|International Classification||A23G3/54, A23G3/00|
|Cooperative Classification||A23G3/54, A23G3/34, A23G3/545|
|European Classification||A23G3/54H, A23G3/54, A23G3/34|
|Apr 13, 1982||AS||Assignment|
Owner name: FERRERO S.P.A., PIAZZALE PIETRO FERRERO 1, ALBA (C
Free format text: ASSIGNMENT OF ASSIGNORS INTEREST.;ASSIGNOR:CILLARIO, LORENZO;REEL/FRAME:004015/0697
Effective date: 19820322
|Jul 27, 1987||FPAY||Fee payment|
Year of fee payment: 4
|Jul 23, 1991||FPAY||Fee payment|
Year of fee payment: 8

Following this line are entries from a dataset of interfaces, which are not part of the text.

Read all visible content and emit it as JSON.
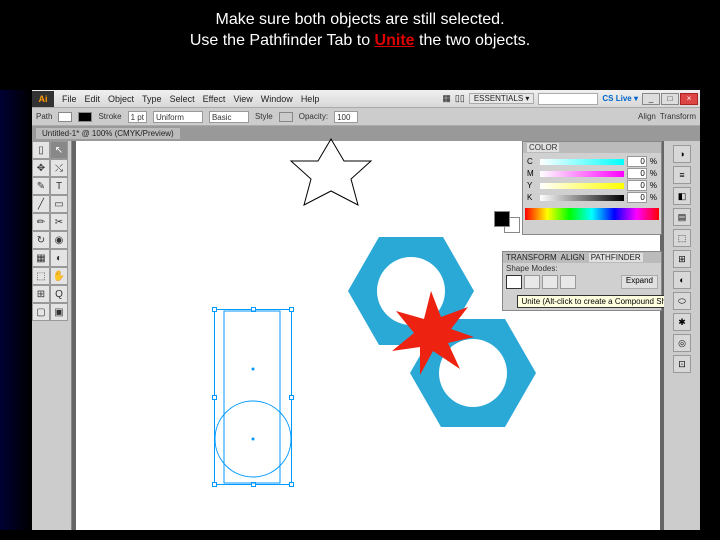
{
  "instruction": {
    "line1": "Make sure both objects are still selected.",
    "line2a": "Use the Pathfinder Tab to ",
    "line2_em": "Unite",
    "line2b": " the two objects."
  },
  "menubar": [
    "File",
    "Edit",
    "Object",
    "Type",
    "Select",
    "Effect",
    "View",
    "Window",
    "Help"
  ],
  "workspace_label": "ESSENTIALS ▾",
  "cslive": "CS Live ▾",
  "winbtns": {
    "min": "_",
    "max": "□",
    "close": "×"
  },
  "controlbar": {
    "mode": "Path",
    "stroke_label": "Stroke",
    "stroke_val": "1 pt",
    "dash_label": "Uniform",
    "brush_label": "Basic",
    "style_label": "Style",
    "opacity_label": "Opacity:",
    "opacity_val": "100",
    "right": [
      "Align",
      "Transform"
    ]
  },
  "document_tab": "Untitled-1* @ 100% (CMYK/Preview)",
  "tools": [
    "▯",
    "↖",
    "✥",
    "⤯",
    "✎",
    "T",
    "╱",
    "▭",
    "✏",
    "✂",
    "↻",
    "◉",
    "▦",
    "◐",
    "⬚",
    "✋",
    "⊞",
    "Q",
    "▢",
    "▣"
  ],
  "color_panel": {
    "tab": "COLOR",
    "channels": [
      {
        "l": "C",
        "v": "0",
        "c": "c"
      },
      {
        "l": "M",
        "v": "0",
        "c": "m"
      },
      {
        "l": "Y",
        "v": "0",
        "c": "y"
      },
      {
        "l": "K",
        "v": "0",
        "c": "k"
      }
    ],
    "pct": "%"
  },
  "pathfinder": {
    "tabs": [
      "TRANSFORM",
      "ALIGN",
      "PATHFINDER"
    ],
    "section": "Shape Modes:",
    "expand": "Expand"
  },
  "tooltip": "Unite (Alt-click to create a Compound Shape a",
  "dock_icons": [
    "◑",
    "≡",
    "◧",
    "▤",
    "⬚",
    "⊞",
    "◐",
    "⬭",
    "✱",
    "◎",
    "⊡"
  ]
}
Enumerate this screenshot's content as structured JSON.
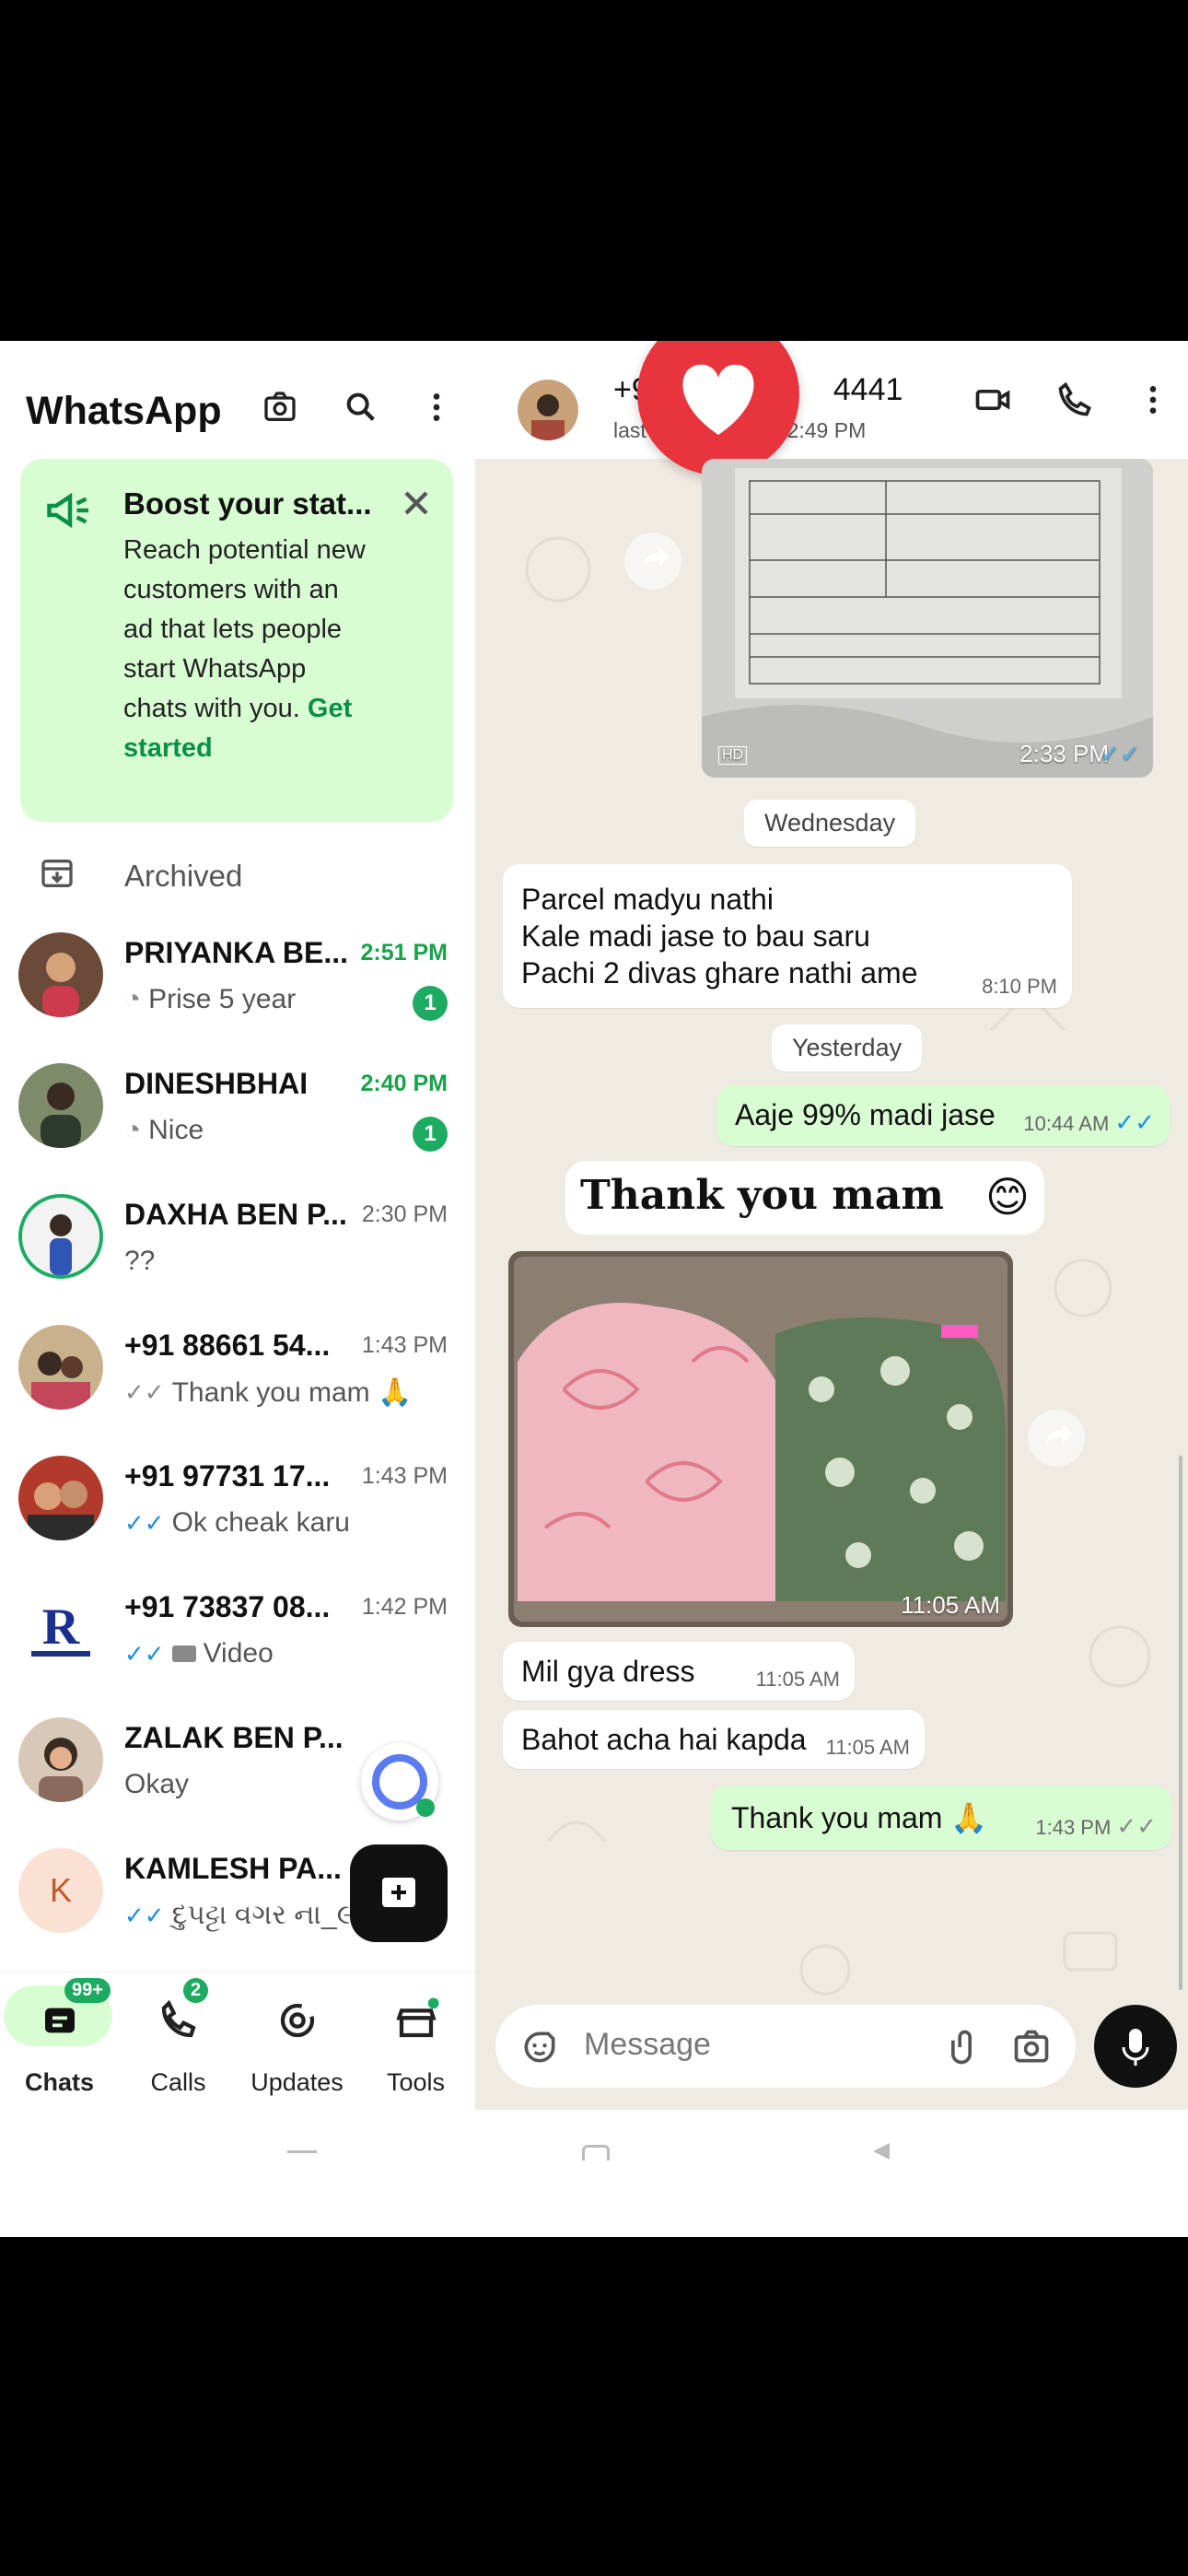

|Jul 14, 1995||FPAY||Fee payment|
Year of fee payment: 12